### TASK DESCRIPTION:
With the exception of the pictures, write out the data below precisely.

### MATERIAL PROVIDED:
::::::::::
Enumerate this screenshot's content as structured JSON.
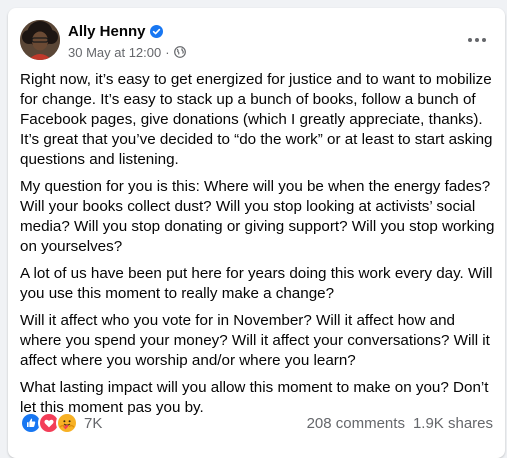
{
  "post": {
    "author": "Ally Henny",
    "timestamp": "30 May at 12:00",
    "separator": "·",
    "paragraphs": [
      "Right now, it’s easy to get energized for justice and to want to mobilize for change. It’s easy to stack up a bunch of books, follow a bunch of Facebook pages, give donations (which I greatly appreciate, thanks). It’s great that you’ve decided to “do the work” or at least to start asking questions and listening.",
      "My question for you is this: Where will you be when the energy fades? Will your books collect dust? Will you stop looking at activists’ social media? Will you stop donating or giving support? Will you stop working on yourselves?",
      "A lot of us have been put here for years doing this work every day. Will you use this moment to really make a change?",
      "Will it affect who you vote for in November? Will it affect how and where you spend your money? Will it affect your conversations? Will it affect where you worship and/or where you learn?",
      "What lasting impact will you allow this moment to make on you? Don’t let this moment pas you by."
    ]
  },
  "footer": {
    "reaction_count": "7K",
    "comments": "208 comments",
    "shares": "1.9K shares"
  },
  "icons": {
    "verified": "verified-badge-icon",
    "audience": "globe-icon",
    "more": "more-options-icon",
    "reactions": [
      "like-reaction-icon",
      "love-reaction-icon",
      "care-reaction-icon"
    ]
  },
  "colors": {
    "brand_blue": "#1877f2",
    "love_red": "#f33e58",
    "care_yellow": "#f7b125",
    "secondary_text": "#65676b",
    "page_background": "#f0f2f5"
  }
}
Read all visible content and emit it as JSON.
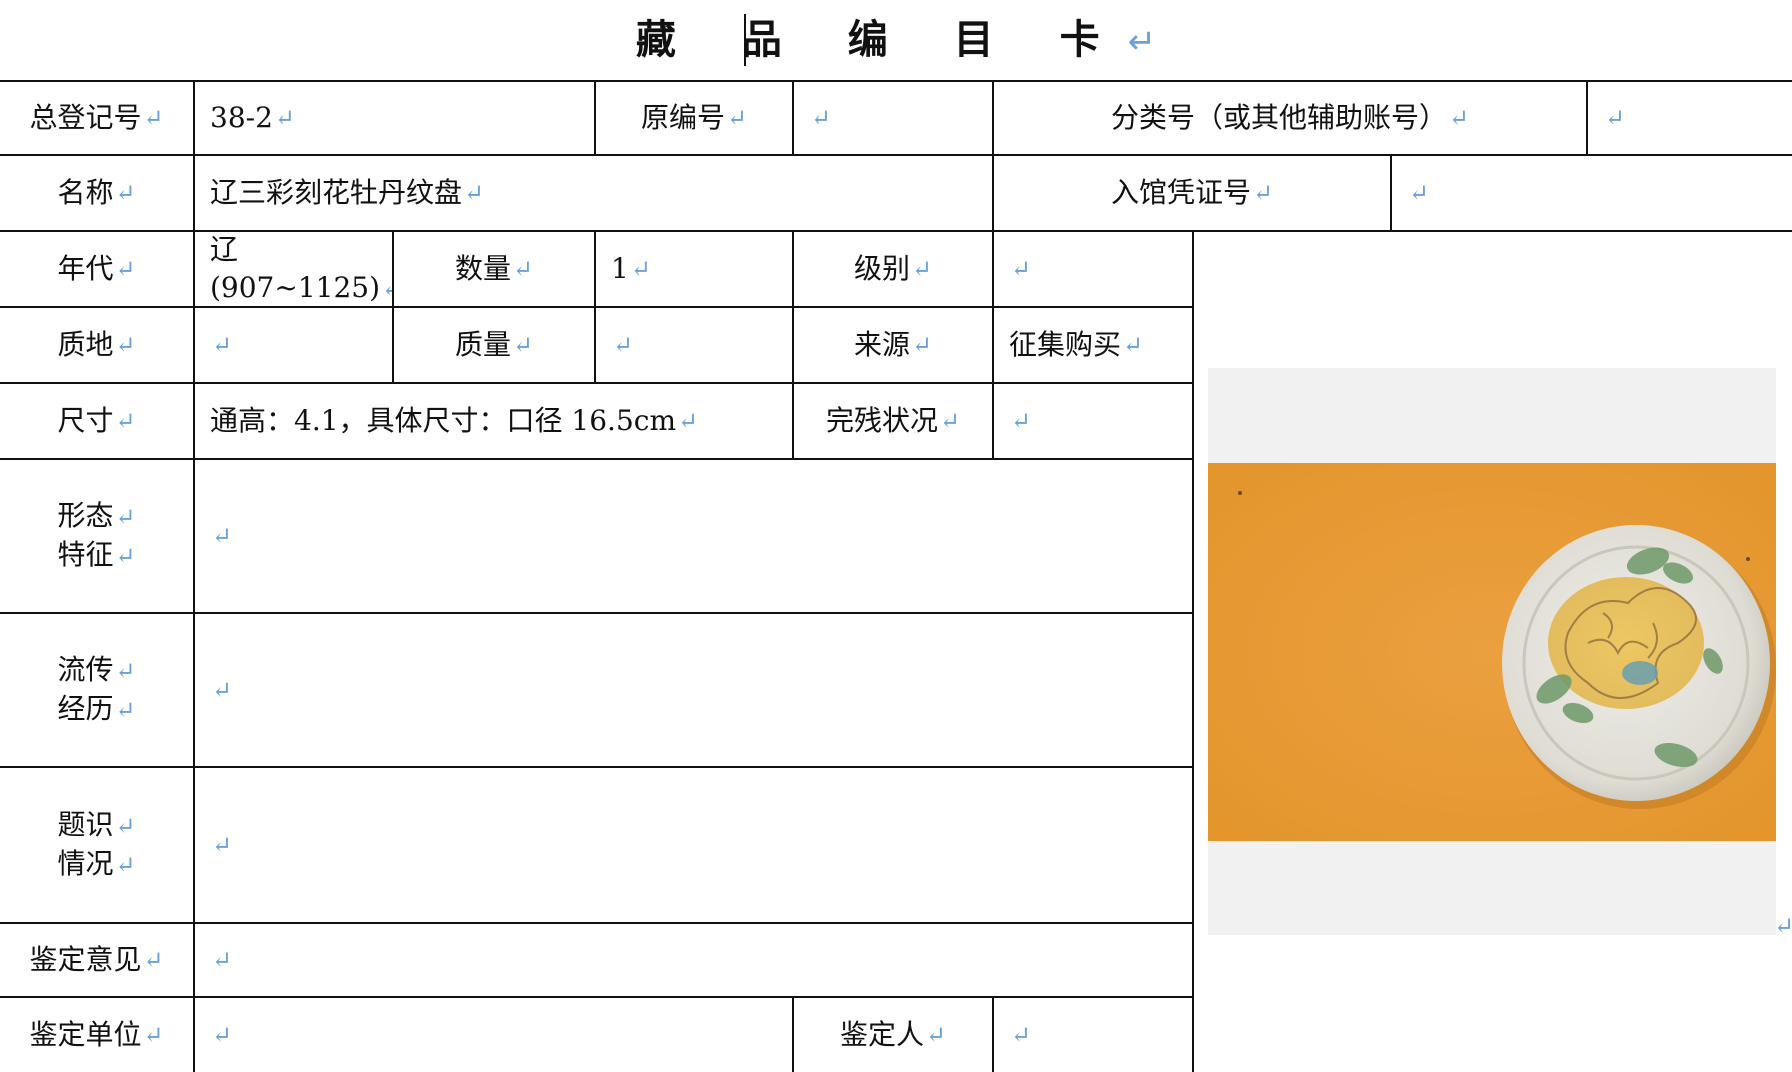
{
  "title": "藏 品 编 目 卡",
  "para_mark": "↵",
  "fields": {
    "total_reg_label": "总登记号",
    "total_reg_value": "38-2",
    "orig_no_label": "原编号",
    "orig_no_value": "",
    "class_no_label": "分类号（或其他辅助账号）",
    "class_no_value": "",
    "name_label": "名称",
    "name_value": "辽三彩刻花牡丹纹盘",
    "voucher_label": "入馆凭证号",
    "voucher_value": "",
    "era_label": "年代",
    "era_value_line1": "辽",
    "era_value_line2": "(907~1125)",
    "qty_label": "数量",
    "qty_value": "1",
    "grade_label": "级别",
    "grade_value": "",
    "material_label": "质地",
    "material_value": "",
    "weight_label": "质量",
    "weight_value": "",
    "source_label": "来源",
    "source_value": "征集购买",
    "size_label": "尺寸",
    "size_value": "通高：4.1，具体尺寸：口径 16.5cm",
    "condition_label": "完残状况",
    "condition_value": "",
    "form_label_1": "形态",
    "form_label_2": "特征",
    "form_value": "",
    "history_label_1": "流传",
    "history_label_2": "经历",
    "history_value": "",
    "inscription_label_1": "题识",
    "inscription_label_2": "情况",
    "inscription_value": "",
    "opinion_label": "鉴定意见",
    "opinion_value": "",
    "unit_label": "鉴定单位",
    "unit_value": "",
    "appraiser_label": "鉴定人",
    "appraiser_value": ""
  },
  "colors": {
    "line": "#111111",
    "paragraph_mark": "#6aa1d8",
    "photo_bg": "#f1f1f1",
    "photo_orange": "#e89c33"
  },
  "photo": {
    "alt": "辽三彩刻花牡丹纹盘"
  }
}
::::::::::
### COMPLETED TASK:
Enumerate this screenshot's content as structured JSON.
{
  "post": {
    "author": "Ally Henny",
    "timestamp": "30 May at 12:00",
    "separator": "·",
    "paragraphs": [
      "Right now, it’s easy to get energized for justice and to want to mobilize for change. It’s easy to stack up a bunch of books, follow a bunch of Facebook pages, give donations (which I greatly appreciate, thanks). It’s great that you’ve decided to “do the work” or at least to start asking questions and listening.",
      "My question for you is this: Where will you be when the energy fades? Will your books collect dust? Will you stop looking at activists’ social media? Will you stop donating or giving support? Will you stop working on yourselves?",
      "A lot of us have been put here for years doing this work every day. Will you use this moment to really make a change?",
      "Will it affect who you vote for in November? Will it affect how and where you spend your money? Will it affect your conversations? Will it affect where you worship and/or where you learn?",
      "What lasting impact will you allow this moment to make on you? Don’t let this moment pas you by."
    ]
  },
  "footer": {
    "reaction_count": "7K",
    "comments": "208 comments",
    "shares": "1.9K shares"
  },
  "icons": {
    "verified": "verified-badge-icon",
    "audience": "globe-icon",
    "more": "more-options-icon",
    "reactions": [
      "like-reaction-icon",
      "love-reaction-icon",
      "care-reaction-icon"
    ]
  },
  "colors": {
    "brand_blue": "#1877f2",
    "love_red": "#f33e58",
    "care_yellow": "#f7b125",
    "secondary_text": "#65676b",
    "page_background": "#f0f2f5"
  }
}
Read all visible content and emit it as JSON.
{
  "title": "藏 品 编 目 卡",
  "para_mark": "↵",
  "fields": {
    "total_reg_label": "总登记号",
    "total_reg_value": "38-2",
    "orig_no_label": "原编号",
    "orig_no_value": "",
    "class_no_label": "分类号（或其他辅助账号）",
    "class_no_value": "",
    "name_label": "名称",
    "name_value": "辽三彩刻花牡丹纹盘",
    "voucher_label": "入馆凭证号",
    "voucher_value": "",
    "era_label": "年代",
    "era_value_line1": "辽",
    "era_value_line2": "(907~1125)",
    "qty_label": "数量",
    "qty_value": "1",
    "grade_label": "级别",
    "grade_value": "",
    "material_label": "质地",
    "material_value": "",
    "weight_label": "质量",
    "weight_value": "",
    "source_label": "来源",
    "source_value": "征集购买",
    "size_label": "尺寸",
    "size_value": "通高：4.1，具体尺寸：口径 16.5cm",
    "condition_label": "完残状况",
    "condition_value": "",
    "form_label_1": "形态",
    "form_label_2": "特征",
    "form_value": "",
    "history_label_1": "流传",
    "history_label_2": "经历",
    "history_value": "",
    "inscription_label_1": "题识",
    "inscription_label_2": "情况",
    "inscription_value": "",
    "opinion_label": "鉴定意见",
    "opinion_value": "",
    "unit_label": "鉴定单位",
    "unit_value": "",
    "appraiser_label": "鉴定人",
    "appraiser_value": ""
  },
  "colors": {
    "line": "#111111",
    "paragraph_mark": "#6aa1d8",
    "photo_bg": "#f1f1f1",
    "photo_orange": "#e89c33"
  },
  "photo": {
    "alt": "辽三彩刻花牡丹纹盘"
  }
}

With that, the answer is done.